▶ **Your objective**
Write out each entry, exactly the way it appears.

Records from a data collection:
/---

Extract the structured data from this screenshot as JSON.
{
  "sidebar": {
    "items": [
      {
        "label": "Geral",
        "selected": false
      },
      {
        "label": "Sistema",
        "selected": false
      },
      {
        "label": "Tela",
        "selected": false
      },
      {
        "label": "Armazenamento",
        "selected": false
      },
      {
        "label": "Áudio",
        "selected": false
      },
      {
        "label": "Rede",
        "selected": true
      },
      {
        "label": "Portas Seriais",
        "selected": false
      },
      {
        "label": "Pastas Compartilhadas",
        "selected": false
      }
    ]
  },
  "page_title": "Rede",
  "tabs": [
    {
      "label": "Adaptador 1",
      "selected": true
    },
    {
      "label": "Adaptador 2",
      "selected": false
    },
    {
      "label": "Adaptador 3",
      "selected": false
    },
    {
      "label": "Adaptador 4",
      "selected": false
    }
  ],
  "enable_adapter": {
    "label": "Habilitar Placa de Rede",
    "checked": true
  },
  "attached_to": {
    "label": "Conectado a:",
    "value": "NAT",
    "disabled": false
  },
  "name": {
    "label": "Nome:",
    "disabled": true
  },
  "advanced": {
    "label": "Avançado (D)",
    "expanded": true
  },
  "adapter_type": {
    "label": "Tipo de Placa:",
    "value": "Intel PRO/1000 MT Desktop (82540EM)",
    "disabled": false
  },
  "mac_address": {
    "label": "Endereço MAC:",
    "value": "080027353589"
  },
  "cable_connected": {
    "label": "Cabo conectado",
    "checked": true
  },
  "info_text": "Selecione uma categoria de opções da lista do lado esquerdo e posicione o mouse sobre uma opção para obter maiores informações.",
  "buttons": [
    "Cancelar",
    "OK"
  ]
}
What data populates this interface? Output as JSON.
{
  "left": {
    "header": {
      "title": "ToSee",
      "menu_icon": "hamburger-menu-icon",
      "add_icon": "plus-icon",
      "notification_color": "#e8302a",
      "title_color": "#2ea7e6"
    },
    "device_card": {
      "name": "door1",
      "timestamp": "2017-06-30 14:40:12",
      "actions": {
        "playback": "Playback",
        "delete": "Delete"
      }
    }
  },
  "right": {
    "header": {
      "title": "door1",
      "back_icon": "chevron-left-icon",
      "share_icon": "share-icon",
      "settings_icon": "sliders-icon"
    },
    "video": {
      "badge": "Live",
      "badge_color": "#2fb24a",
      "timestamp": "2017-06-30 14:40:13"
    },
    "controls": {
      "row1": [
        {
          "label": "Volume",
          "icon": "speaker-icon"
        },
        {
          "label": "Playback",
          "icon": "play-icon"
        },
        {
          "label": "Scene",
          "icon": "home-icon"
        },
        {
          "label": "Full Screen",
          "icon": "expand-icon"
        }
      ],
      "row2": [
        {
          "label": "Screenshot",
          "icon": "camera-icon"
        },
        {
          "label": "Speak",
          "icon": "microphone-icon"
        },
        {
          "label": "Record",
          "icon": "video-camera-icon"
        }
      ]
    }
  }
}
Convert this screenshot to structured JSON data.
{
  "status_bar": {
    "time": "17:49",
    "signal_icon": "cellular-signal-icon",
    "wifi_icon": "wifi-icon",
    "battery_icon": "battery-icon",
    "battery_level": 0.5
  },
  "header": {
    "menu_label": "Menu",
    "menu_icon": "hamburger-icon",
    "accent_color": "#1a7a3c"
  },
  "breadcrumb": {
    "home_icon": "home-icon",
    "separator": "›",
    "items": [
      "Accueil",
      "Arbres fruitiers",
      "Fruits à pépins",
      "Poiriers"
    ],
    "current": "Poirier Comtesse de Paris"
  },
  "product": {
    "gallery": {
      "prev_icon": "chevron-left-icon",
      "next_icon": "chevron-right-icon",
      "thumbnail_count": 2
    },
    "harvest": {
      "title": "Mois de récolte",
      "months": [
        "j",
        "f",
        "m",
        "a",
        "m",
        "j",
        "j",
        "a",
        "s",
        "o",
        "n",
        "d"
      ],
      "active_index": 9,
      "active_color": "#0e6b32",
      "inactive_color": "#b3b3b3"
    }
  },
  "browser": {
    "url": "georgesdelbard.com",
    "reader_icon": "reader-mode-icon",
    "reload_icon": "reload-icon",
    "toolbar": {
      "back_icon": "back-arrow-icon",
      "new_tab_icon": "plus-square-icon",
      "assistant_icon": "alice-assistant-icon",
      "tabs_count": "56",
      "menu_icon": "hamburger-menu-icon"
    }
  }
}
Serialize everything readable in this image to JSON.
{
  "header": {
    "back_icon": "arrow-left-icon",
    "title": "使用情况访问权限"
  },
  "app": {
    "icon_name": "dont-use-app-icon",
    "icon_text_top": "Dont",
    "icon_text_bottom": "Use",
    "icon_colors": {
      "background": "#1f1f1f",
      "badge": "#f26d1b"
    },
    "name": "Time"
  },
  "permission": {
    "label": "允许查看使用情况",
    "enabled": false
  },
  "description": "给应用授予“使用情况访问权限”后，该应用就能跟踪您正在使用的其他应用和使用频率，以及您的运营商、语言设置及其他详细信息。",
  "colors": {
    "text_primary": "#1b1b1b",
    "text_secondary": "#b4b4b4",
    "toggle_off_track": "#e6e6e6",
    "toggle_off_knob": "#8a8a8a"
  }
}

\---

▶ **Reply**
Extract the structured data from this screenshot as JSON.
{
  "sidebar": {
    "items": [
      {
        "label": "Geral",
        "selected": false
      },
      {
        "label": "Sistema",
        "selected": false
      },
      {
        "label": "Tela",
        "selected": false
      },
      {
        "label": "Armazenamento",
        "selected": false
      },
      {
        "label": "Áudio",
        "selected": false
      },
      {
        "label": "Rede",
        "selected": true
      },
      {
        "label": "Portas Seriais",
        "selected": false
      },
      {
        "label": "Pastas Compartilhadas",
        "selected": false
      }
    ]
  },
  "page_title": "Rede",
  "tabs": [
    {
      "label": "Adaptador 1",
      "selected": true
    },
    {
      "label": "Adaptador 2",
      "selected": false
    },
    {
      "label": "Adaptador 3",
      "selected": false
    },
    {
      "label": "Adaptador 4",
      "selected": false
    }
  ],
  "enable_adapter": {
    "label": "Habilitar Placa de Rede",
    "checked": true
  },
  "attached_to": {
    "label": "Conectado a:",
    "value": "NAT",
    "disabled": false
  },
  "name": {
    "label": "Nome:",
    "disabled": true
  },
  "advanced": {
    "label": "Avançado (D)",
    "expanded": true
  },
  "adapter_type": {
    "label": "Tipo de Placa:",
    "value": "Intel PRO/1000 MT Desktop (82540EM)",
    "disabled": false
  },
  "mac_address": {
    "label": "Endereço MAC:",
    "value": "080027353589"
  },
  "cable_connected": {
    "label": "Cabo conectado",
    "checked": true
  },
  "info_text": "Selecione uma categoria de opções da lista do lado esquerdo e posicione o mouse sobre uma opção para obter maiores informações.",
  "buttons": [
    "Cancelar",
    "OK"
  ]
}
What data populates this interface? Output as JSON.
{
  "left": {
    "header": {
      "title": "ToSee",
      "menu_icon": "hamburger-menu-icon",
      "add_icon": "plus-icon",
      "notification_color": "#e8302a",
      "title_color": "#2ea7e6"
    },
    "device_card": {
      "name": "door1",
      "timestamp": "2017-06-30 14:40:12",
      "actions": {
        "playback": "Playback",
        "delete": "Delete"
      }
    }
  },
  "right": {
    "header": {
      "title": "door1",
      "back_icon": "chevron-left-icon",
      "share_icon": "share-icon",
      "settings_icon": "sliders-icon"
    },
    "video": {
      "badge": "Live",
      "badge_color": "#2fb24a",
      "timestamp": "2017-06-30 14:40:13"
    },
    "controls": {
      "row1": [
        {
          "label": "Volume",
          "icon": "speaker-icon"
        },
        {
          "label": "Playback",
          "icon": "play-icon"
        },
        {
          "label": "Scene",
          "icon": "home-icon"
        },
        {
          "label": "Full Screen",
          "icon": "expand-icon"
        }
      ],
      "row2": [
        {
          "label": "Screenshot",
          "icon": "camera-icon"
        },
        {
          "label": "Speak",
          "icon": "microphone-icon"
        },
        {
          "label": "Record",
          "icon": "video-camera-icon"
        }
      ]
    }
  }
}
Convert this screenshot to structured JSON data.
{
  "status_bar": {
    "time": "17:49",
    "signal_icon": "cellular-signal-icon",
    "wifi_icon": "wifi-icon",
    "battery_icon": "battery-icon",
    "battery_level": 0.5
  },
  "header": {
    "menu_label": "Menu",
    "menu_icon": "hamburger-icon",
    "accent_color": "#1a7a3c"
  },
  "breadcrumb": {
    "home_icon": "home-icon",
    "separator": "›",
    "items": [
      "Accueil",
      "Arbres fruitiers",
      "Fruits à pépins",
      "Poiriers"
    ],
    "current": "Poirier Comtesse de Paris"
  },
  "product": {
    "gallery": {
      "prev_icon": "chevron-left-icon",
      "next_icon": "chevron-right-icon",
      "thumbnail_count": 2
    },
    "harvest": {
      "title": "Mois de récolte",
      "months": [
        "j",
        "f",
        "m",
        "a",
        "m",
        "j",
        "j",
        "a",
        "s",
        "o",
        "n",
        "d"
      ],
      "active_index": 9,
      "active_color": "#0e6b32",
      "inactive_color": "#b3b3b3"
    }
  },
  "browser": {
    "url": "georgesdelbard.com",
    "reader_icon": "reader-mode-icon",
    "reload_icon": "reload-icon",
    "toolbar": {
      "back_icon": "back-arrow-icon",
      "new_tab_icon": "plus-square-icon",
      "assistant_icon": "alice-assistant-icon",
      "tabs_count": "56",
      "menu_icon": "hamburger-menu-icon"
    }
  }
}
Serialize everything readable in this image to JSON.
{
  "header": {
    "back_icon": "arrow-left-icon",
    "title": "使用情况访问权限"
  },
  "app": {
    "icon_name": "dont-use-app-icon",
    "icon_text_top": "Dont",
    "icon_text_bottom": "Use",
    "icon_colors": {
      "background": "#1f1f1f",
      "badge": "#f26d1b"
    },
    "name": "Time"
  },
  "permission": {
    "label": "允许查看使用情况",
    "enabled": false
  },
  "description": "给应用授予“使用情况访问权限”后，该应用就能跟踪您正在使用的其他应用和使用频率，以及您的运营商、语言设置及其他详细信息。",
  "colors": {
    "text_primary": "#1b1b1b",
    "text_secondary": "#b4b4b4",
    "toggle_off_track": "#e6e6e6",
    "toggle_off_knob": "#8a8a8a"
  }
}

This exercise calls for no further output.